Work required: Exact copies of all the records below should be returned.

(Beginning of Task inputs)

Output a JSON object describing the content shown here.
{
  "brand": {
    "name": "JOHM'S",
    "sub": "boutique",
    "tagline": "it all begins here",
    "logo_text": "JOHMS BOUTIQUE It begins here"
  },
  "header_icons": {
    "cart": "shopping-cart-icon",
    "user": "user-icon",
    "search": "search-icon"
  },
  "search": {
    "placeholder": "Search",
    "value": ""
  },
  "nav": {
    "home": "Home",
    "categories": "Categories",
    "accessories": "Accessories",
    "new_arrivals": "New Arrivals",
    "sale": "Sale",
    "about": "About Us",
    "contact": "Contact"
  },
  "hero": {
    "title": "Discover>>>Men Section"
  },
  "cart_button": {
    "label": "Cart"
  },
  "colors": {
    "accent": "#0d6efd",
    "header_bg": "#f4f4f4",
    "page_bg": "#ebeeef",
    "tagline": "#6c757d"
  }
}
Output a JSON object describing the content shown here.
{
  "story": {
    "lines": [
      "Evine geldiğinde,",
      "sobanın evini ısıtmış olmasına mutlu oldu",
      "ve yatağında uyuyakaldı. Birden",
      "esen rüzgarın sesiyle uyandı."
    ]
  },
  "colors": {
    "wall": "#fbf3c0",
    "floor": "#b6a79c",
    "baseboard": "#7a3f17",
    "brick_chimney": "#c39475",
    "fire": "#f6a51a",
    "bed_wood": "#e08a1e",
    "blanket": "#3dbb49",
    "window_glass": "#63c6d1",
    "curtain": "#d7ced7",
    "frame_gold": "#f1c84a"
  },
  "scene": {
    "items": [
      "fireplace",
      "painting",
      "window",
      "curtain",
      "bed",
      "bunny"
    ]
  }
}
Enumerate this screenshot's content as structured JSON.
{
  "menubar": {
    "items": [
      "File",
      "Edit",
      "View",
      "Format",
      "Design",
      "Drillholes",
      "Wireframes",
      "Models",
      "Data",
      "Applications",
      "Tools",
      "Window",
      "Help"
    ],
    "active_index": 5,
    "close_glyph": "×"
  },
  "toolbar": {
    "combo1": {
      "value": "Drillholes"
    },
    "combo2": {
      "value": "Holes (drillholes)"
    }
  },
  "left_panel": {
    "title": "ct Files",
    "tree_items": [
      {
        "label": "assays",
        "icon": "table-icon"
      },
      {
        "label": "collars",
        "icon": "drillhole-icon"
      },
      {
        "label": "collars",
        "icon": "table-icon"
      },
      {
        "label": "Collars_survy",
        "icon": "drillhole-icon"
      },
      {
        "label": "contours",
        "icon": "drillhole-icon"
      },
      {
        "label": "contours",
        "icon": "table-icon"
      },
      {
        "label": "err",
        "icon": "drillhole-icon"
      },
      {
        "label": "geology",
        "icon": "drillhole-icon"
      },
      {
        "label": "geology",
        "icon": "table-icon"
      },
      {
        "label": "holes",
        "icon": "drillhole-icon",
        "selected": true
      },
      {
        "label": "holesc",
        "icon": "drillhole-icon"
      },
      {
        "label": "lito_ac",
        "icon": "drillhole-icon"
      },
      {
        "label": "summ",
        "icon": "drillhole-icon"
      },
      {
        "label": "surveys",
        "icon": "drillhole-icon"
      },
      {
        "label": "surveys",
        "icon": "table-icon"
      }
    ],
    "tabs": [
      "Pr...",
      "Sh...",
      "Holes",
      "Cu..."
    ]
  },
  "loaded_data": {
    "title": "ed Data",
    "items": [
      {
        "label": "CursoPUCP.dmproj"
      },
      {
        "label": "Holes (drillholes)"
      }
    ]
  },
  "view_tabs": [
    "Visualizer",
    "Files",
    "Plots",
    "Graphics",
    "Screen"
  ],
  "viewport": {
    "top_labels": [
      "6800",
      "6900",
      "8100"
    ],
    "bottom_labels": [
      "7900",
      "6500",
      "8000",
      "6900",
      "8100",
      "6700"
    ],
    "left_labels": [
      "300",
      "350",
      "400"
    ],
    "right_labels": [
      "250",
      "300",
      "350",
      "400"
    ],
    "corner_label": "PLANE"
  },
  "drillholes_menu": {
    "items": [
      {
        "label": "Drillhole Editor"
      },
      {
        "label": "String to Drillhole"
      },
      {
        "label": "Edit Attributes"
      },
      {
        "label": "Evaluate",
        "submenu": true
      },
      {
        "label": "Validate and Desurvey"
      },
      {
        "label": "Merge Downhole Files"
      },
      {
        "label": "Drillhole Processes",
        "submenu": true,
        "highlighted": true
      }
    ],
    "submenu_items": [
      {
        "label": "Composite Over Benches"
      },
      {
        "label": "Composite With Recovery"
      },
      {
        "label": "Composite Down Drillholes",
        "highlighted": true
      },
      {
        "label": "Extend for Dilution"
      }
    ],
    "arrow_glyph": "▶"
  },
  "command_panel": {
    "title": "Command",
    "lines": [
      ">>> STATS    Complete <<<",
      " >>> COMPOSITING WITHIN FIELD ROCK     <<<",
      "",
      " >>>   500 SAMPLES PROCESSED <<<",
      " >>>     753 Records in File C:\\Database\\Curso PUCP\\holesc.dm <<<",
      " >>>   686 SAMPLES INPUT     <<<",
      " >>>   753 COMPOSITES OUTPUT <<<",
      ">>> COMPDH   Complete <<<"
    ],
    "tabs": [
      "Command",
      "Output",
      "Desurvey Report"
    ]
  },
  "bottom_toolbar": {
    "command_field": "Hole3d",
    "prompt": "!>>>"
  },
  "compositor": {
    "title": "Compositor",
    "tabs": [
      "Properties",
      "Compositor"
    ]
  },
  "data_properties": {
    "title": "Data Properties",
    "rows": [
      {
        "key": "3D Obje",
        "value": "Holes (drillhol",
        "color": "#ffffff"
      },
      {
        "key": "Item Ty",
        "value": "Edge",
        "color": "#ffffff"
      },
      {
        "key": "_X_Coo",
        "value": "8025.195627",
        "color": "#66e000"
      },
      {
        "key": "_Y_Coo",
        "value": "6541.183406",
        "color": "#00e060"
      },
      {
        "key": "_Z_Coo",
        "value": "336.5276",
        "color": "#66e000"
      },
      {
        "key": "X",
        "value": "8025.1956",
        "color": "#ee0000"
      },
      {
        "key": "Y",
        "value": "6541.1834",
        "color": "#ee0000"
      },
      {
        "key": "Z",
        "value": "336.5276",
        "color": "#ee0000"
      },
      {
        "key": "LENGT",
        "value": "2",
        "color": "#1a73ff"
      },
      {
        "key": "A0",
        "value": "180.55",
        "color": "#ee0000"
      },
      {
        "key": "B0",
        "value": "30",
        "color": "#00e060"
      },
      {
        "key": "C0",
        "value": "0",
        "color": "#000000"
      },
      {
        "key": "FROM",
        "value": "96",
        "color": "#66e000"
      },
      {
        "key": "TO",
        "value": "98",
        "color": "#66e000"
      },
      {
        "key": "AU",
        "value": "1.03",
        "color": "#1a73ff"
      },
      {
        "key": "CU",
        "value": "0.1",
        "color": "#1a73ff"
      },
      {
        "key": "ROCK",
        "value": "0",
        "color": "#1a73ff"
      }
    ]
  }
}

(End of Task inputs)

Exercise answer:
Output a JSON object describing the content shown here.
{
  "brand": {
    "name": "JOHM'S",
    "sub": "boutique",
    "tagline": "it all begins here",
    "logo_text": "JOHMS BOUTIQUE It begins here"
  },
  "header_icons": {
    "cart": "shopping-cart-icon",
    "user": "user-icon",
    "search": "search-icon"
  },
  "search": {
    "placeholder": "Search",
    "value": ""
  },
  "nav": {
    "home": "Home",
    "categories": "Categories",
    "accessories": "Accessories",
    "new_arrivals": "New Arrivals",
    "sale": "Sale",
    "about": "About Us",
    "contact": "Contact"
  },
  "hero": {
    "title": "Discover>>>Men Section"
  },
  "cart_button": {
    "label": "Cart"
  },
  "colors": {
    "accent": "#0d6efd",
    "header_bg": "#f4f4f4",
    "page_bg": "#ebeeef",
    "tagline": "#6c757d"
  }
}
Output a JSON object describing the content shown here.
{
  "story": {
    "lines": [
      "Evine geldiğinde,",
      "sobanın evini ısıtmış olmasına mutlu oldu",
      "ve yatağında uyuyakaldı. Birden",
      "esen rüzgarın sesiyle uyandı."
    ]
  },
  "colors": {
    "wall": "#fbf3c0",
    "floor": "#b6a79c",
    "baseboard": "#7a3f17",
    "brick_chimney": "#c39475",
    "fire": "#f6a51a",
    "bed_wood": "#e08a1e",
    "blanket": "#3dbb49",
    "window_glass": "#63c6d1",
    "curtain": "#d7ced7",
    "frame_gold": "#f1c84a"
  },
  "scene": {
    "items": [
      "fireplace",
      "painting",
      "window",
      "curtain",
      "bed",
      "bunny"
    ]
  }
}
Enumerate this screenshot's content as structured JSON.
{
  "menubar": {
    "items": [
      "File",
      "Edit",
      "View",
      "Format",
      "Design",
      "Drillholes",
      "Wireframes",
      "Models",
      "Data",
      "Applications",
      "Tools",
      "Window",
      "Help"
    ],
    "active_index": 5,
    "close_glyph": "×"
  },
  "toolbar": {
    "combo1": {
      "value": "Drillholes"
    },
    "combo2": {
      "value": "Holes (drillholes)"
    }
  },
  "left_panel": {
    "title": "ct Files",
    "tree_items": [
      {
        "label": "assays",
        "icon": "table-icon"
      },
      {
        "label": "collars",
        "icon": "drillhole-icon"
      },
      {
        "label": "collars",
        "icon": "table-icon"
      },
      {
        "label": "Collars_survy",
        "icon": "drillhole-icon"
      },
      {
        "label": "contours",
        "icon": "drillhole-icon"
      },
      {
        "label": "contours",
        "icon": "table-icon"
      },
      {
        "label": "err",
        "icon": "drillhole-icon"
      },
      {
        "label": "geology",
        "icon": "drillhole-icon"
      },
      {
        "label": "geology",
        "icon": "table-icon"
      },
      {
        "label": "holes",
        "icon": "drillhole-icon",
        "selected": true
      },
      {
        "label": "holesc",
        "icon": "drillhole-icon"
      },
      {
        "label": "lito_ac",
        "icon": "drillhole-icon"
      },
      {
        "label": "summ",
        "icon": "drillhole-icon"
      },
      {
        "label": "surveys",
        "icon": "drillhole-icon"
      },
      {
        "label": "surveys",
        "icon": "table-icon"
      }
    ],
    "tabs": [
      "Pr...",
      "Sh...",
      "Holes",
      "Cu..."
    ]
  },
  "loaded_data": {
    "title": "ed Data",
    "items": [
      {
        "label": "CursoPUCP.dmproj"
      },
      {
        "label": "Holes (drillholes)"
      }
    ]
  },
  "view_tabs": [
    "Visualizer",
    "Files",
    "Plots",
    "Graphics",
    "Screen"
  ],
  "viewport": {
    "top_labels": [
      "6800",
      "6900",
      "8100"
    ],
    "bottom_labels": [
      "7900",
      "6500",
      "8000",
      "6900",
      "8100",
      "6700"
    ],
    "left_labels": [
      "300",
      "350",
      "400"
    ],
    "right_labels": [
      "250",
      "300",
      "350",
      "400"
    ],
    "corner_label": "PLANE"
  },
  "drillholes_menu": {
    "items": [
      {
        "label": "Drillhole Editor"
      },
      {
        "label": "String to Drillhole"
      },
      {
        "label": "Edit Attributes"
      },
      {
        "label": "Evaluate",
        "submenu": true
      },
      {
        "label": "Validate and Desurvey"
      },
      {
        "label": "Merge Downhole Files"
      },
      {
        "label": "Drillhole Processes",
        "submenu": true,
        "highlighted": true
      }
    ],
    "submenu_items": [
      {
        "label": "Composite Over Benches"
      },
      {
        "label": "Composite With Recovery"
      },
      {
        "label": "Composite Down Drillholes",
        "highlighted": true
      },
      {
        "label": "Extend for Dilution"
      }
    ],
    "arrow_glyph": "▶"
  },
  "command_panel": {
    "title": "Command",
    "lines": [
      ">>> STATS    Complete <<<",
      " >>> COMPOSITING WITHIN FIELD ROCK     <<<",
      "",
      " >>>   500 SAMPLES PROCESSED <<<",
      " >>>     753 Records in File C:\\Database\\Curso PUCP\\holesc.dm <<<",
      " >>>   686 SAMPLES INPUT     <<<",
      " >>>   753 COMPOSITES OUTPUT <<<",
      ">>> COMPDH   Complete <<<"
    ],
    "tabs": [
      "Command",
      "Output",
      "Desurvey Report"
    ]
  },
  "bottom_toolbar": {
    "command_field": "Hole3d",
    "prompt": "!>>>"
  },
  "compositor": {
    "title": "Compositor",
    "tabs": [
      "Properties",
      "Compositor"
    ]
  },
  "data_properties": {
    "title": "Data Properties",
    "rows": [
      {
        "key": "3D Obje",
        "value": "Holes (drillhol",
        "color": "#ffffff"
      },
      {
        "key": "Item Ty",
        "value": "Edge",
        "color": "#ffffff"
      },
      {
        "key": "_X_Coo",
        "value": "8025.195627",
        "color": "#66e000"
      },
      {
        "key": "_Y_Coo",
        "value": "6541.183406",
        "color": "#00e060"
      },
      {
        "key": "_Z_Coo",
        "value": "336.5276",
        "color": "#66e000"
      },
      {
        "key": "X",
        "value": "8025.1956",
        "color": "#ee0000"
      },
      {
        "key": "Y",
        "value": "6541.1834",
        "color": "#ee0000"
      },
      {
        "key": "Z",
        "value": "336.5276",
        "color": "#ee0000"
      },
      {
        "key": "LENGT",
        "value": "2",
        "color": "#1a73ff"
      },
      {
        "key": "A0",
        "value": "180.55",
        "color": "#ee0000"
      },
      {
        "key": "B0",
        "value": "30",
        "color": "#00e060"
      },
      {
        "key": "C0",
        "value": "0",
        "color": "#000000"
      },
      {
        "key": "FROM",
        "value": "96",
        "color": "#66e000"
      },
      {
        "key": "TO",
        "value": "98",
        "color": "#66e000"
      },
      {
        "key": "AU",
        "value": "1.03",
        "color": "#1a73ff"
      },
      {
        "key": "CU",
        "value": "0.1",
        "color": "#1a73ff"
      },
      {
        "key": "ROCK",
        "value": "0",
        "color": "#1a73ff"
      }
    ]
  }
}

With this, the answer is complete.